> [To do] Omit the pictures from the listing below and print every remaining entry verbatim.

> [Data under study]
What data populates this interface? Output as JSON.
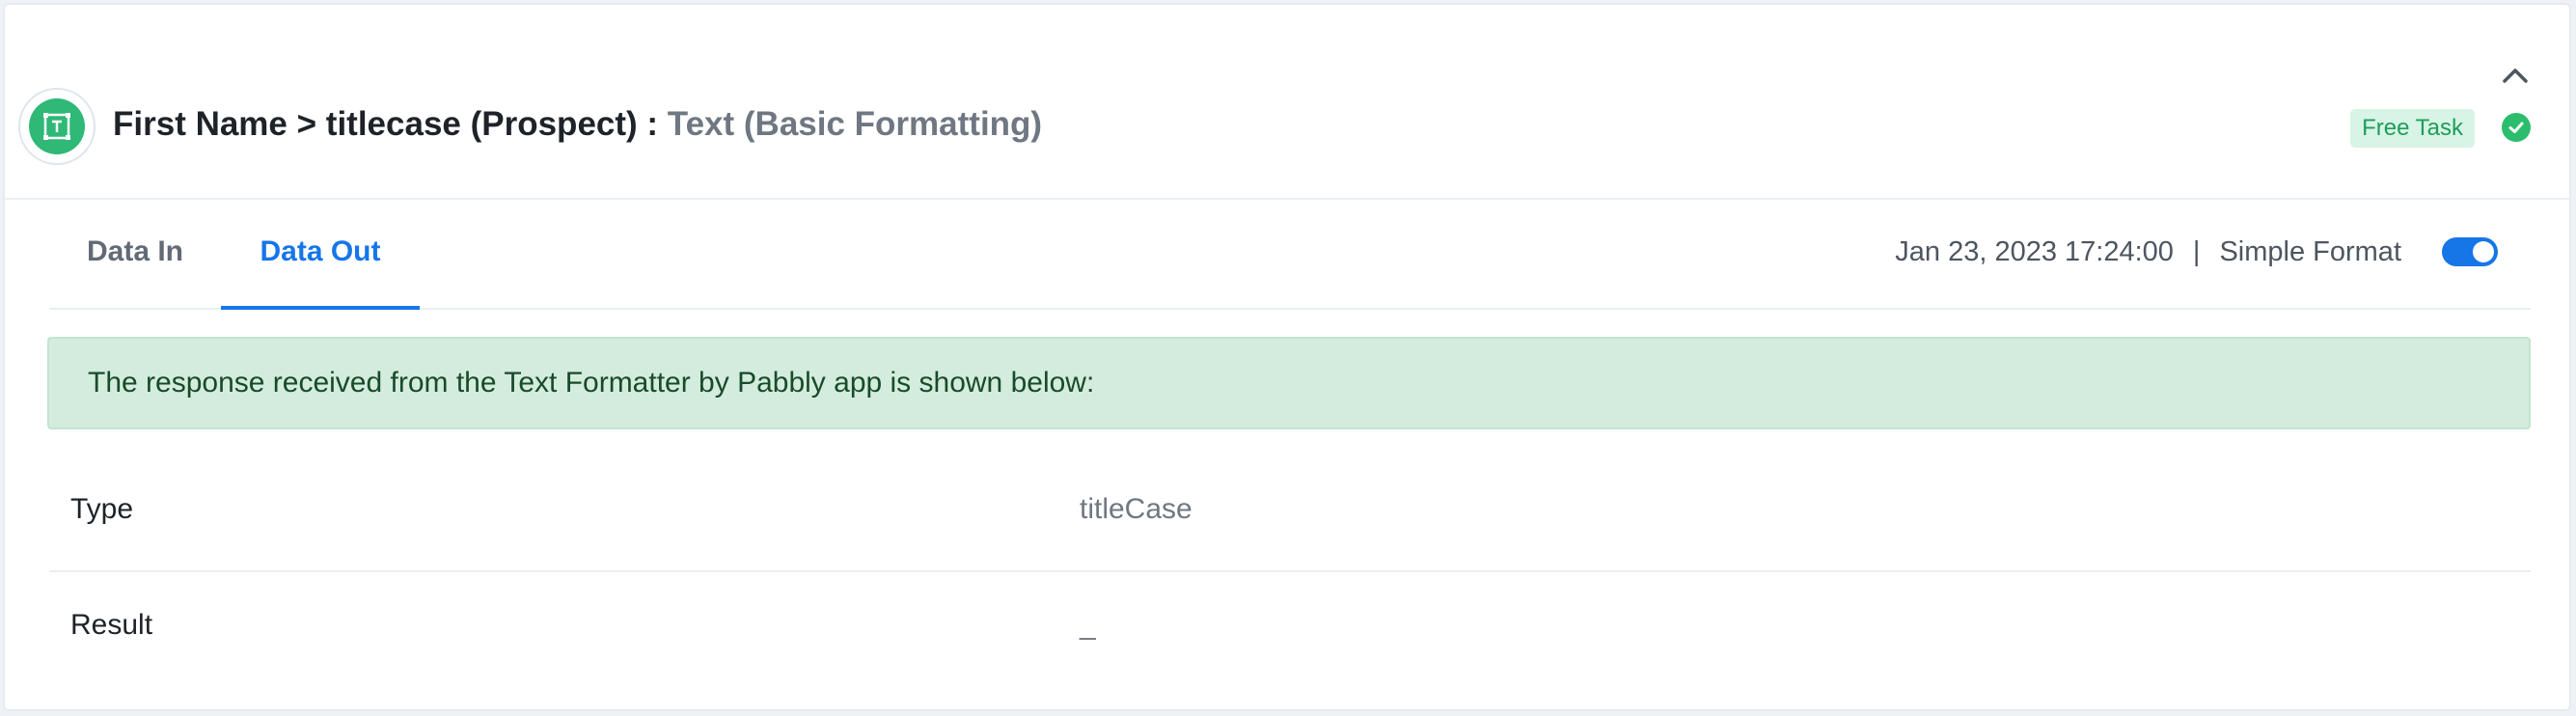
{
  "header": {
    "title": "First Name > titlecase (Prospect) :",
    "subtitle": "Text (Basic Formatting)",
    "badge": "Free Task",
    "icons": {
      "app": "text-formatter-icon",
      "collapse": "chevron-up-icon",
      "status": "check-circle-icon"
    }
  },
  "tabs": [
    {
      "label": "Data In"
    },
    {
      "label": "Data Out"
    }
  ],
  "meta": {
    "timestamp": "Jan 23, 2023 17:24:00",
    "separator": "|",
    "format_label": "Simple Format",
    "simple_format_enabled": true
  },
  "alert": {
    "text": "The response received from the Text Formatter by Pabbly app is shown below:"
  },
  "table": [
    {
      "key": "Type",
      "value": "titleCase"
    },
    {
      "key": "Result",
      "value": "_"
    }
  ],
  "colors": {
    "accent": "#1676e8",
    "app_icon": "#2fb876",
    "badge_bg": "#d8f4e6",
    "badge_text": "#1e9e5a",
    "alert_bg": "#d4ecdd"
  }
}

> [Response to the task]
What data populates this interface? Output as JSON.
{
  "header": {
    "title": "First Name > titlecase (Prospect) :",
    "subtitle": "Text (Basic Formatting)",
    "badge": "Free Task",
    "icons": {
      "app": "text-formatter-icon",
      "collapse": "chevron-up-icon",
      "status": "check-circle-icon"
    }
  },
  "tabs": [
    {
      "label": "Data In"
    },
    {
      "label": "Data Out"
    }
  ],
  "meta": {
    "timestamp": "Jan 23, 2023 17:24:00",
    "separator": "|",
    "format_label": "Simple Format",
    "simple_format_enabled": true
  },
  "alert": {
    "text": "The response received from the Text Formatter by Pabbly app is shown below:"
  },
  "table": [
    {
      "key": "Type",
      "value": "titleCase"
    },
    {
      "key": "Result",
      "value": "_"
    }
  ],
  "colors": {
    "accent": "#1676e8",
    "app_icon": "#2fb876",
    "badge_bg": "#d8f4e6",
    "badge_text": "#1e9e5a",
    "alert_bg": "#d4ecdd"
  }
}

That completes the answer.